DATA SHOWN below:
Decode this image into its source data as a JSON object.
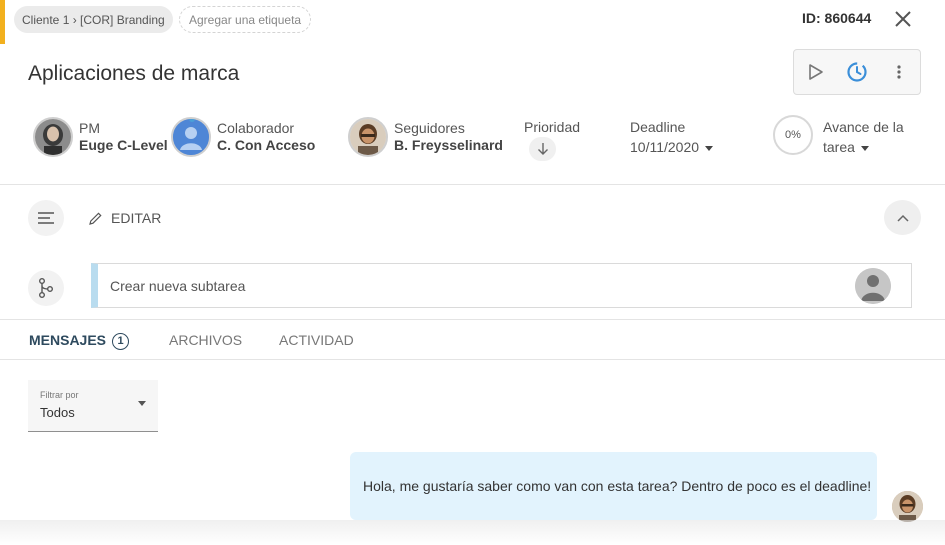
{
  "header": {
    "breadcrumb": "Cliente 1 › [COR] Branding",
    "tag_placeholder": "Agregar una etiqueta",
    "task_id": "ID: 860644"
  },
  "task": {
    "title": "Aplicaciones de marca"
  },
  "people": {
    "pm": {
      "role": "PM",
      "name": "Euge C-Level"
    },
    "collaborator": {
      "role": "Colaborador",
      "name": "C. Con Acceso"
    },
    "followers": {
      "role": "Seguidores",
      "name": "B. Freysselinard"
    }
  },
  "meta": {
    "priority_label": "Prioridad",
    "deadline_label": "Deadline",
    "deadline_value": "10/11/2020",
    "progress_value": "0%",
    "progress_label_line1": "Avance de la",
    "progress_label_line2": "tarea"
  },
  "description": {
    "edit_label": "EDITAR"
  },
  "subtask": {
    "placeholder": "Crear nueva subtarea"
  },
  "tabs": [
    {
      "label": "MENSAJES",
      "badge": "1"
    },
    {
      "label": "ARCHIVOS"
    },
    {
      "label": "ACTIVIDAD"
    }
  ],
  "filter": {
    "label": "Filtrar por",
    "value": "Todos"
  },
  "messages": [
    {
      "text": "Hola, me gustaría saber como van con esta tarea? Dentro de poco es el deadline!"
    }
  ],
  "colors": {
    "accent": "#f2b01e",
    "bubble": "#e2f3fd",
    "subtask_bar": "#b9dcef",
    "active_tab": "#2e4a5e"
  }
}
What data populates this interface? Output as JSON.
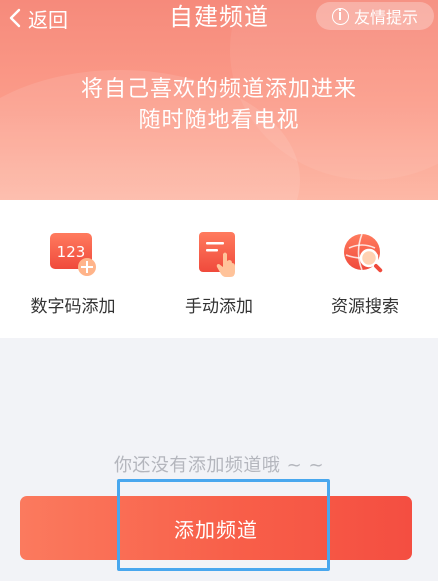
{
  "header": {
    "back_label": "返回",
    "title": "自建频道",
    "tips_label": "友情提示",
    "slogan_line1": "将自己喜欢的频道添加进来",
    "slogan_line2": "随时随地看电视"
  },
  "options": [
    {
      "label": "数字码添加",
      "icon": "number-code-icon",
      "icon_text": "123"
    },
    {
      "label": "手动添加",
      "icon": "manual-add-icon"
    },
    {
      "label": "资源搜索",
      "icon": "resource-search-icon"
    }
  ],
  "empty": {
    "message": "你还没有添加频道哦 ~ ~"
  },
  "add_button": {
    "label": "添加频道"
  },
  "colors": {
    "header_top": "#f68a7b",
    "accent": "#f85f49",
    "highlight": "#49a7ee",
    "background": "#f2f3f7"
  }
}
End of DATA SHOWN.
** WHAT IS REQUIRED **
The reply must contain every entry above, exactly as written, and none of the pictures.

** OUTPUT FOR THIS TASK **
Decode this image into its source data as a JSON object.
{
  "header": {
    "breadcrumb": "Cliente 1 › [COR] Branding",
    "tag_placeholder": "Agregar una etiqueta",
    "task_id": "ID: 860644"
  },
  "task": {
    "title": "Aplicaciones de marca"
  },
  "people": {
    "pm": {
      "role": "PM",
      "name": "Euge C-Level"
    },
    "collaborator": {
      "role": "Colaborador",
      "name": "C. Con Acceso"
    },
    "followers": {
      "role": "Seguidores",
      "name": "B. Freysselinard"
    }
  },
  "meta": {
    "priority_label": "Prioridad",
    "deadline_label": "Deadline",
    "deadline_value": "10/11/2020",
    "progress_value": "0%",
    "progress_label_line1": "Avance de la",
    "progress_label_line2": "tarea"
  },
  "description": {
    "edit_label": "EDITAR"
  },
  "subtask": {
    "placeholder": "Crear nueva subtarea"
  },
  "tabs": [
    {
      "label": "MENSAJES",
      "badge": "1"
    },
    {
      "label": "ARCHIVOS"
    },
    {
      "label": "ACTIVIDAD"
    }
  ],
  "filter": {
    "label": "Filtrar por",
    "value": "Todos"
  },
  "messages": [
    {
      "text": "Hola, me gustaría saber como van con esta tarea? Dentro de poco es el deadline!"
    }
  ],
  "colors": {
    "accent": "#f2b01e",
    "bubble": "#e2f3fd",
    "subtask_bar": "#b9dcef",
    "active_tab": "#2e4a5e"
  }
}
What data populates this interface? Output as JSON.
{
  "header": {
    "back_label": "返回",
    "title": "自建频道",
    "tips_label": "友情提示",
    "slogan_line1": "将自己喜欢的频道添加进来",
    "slogan_line2": "随时随地看电视"
  },
  "options": [
    {
      "label": "数字码添加",
      "icon": "number-code-icon",
      "icon_text": "123"
    },
    {
      "label": "手动添加",
      "icon": "manual-add-icon"
    },
    {
      "label": "资源搜索",
      "icon": "resource-search-icon"
    }
  ],
  "empty": {
    "message": "你还没有添加频道哦 ~ ~"
  },
  "add_button": {
    "label": "添加频道"
  },
  "colors": {
    "header_top": "#f68a7b",
    "accent": "#f85f49",
    "highlight": "#49a7ee",
    "background": "#f2f3f7"
  }
}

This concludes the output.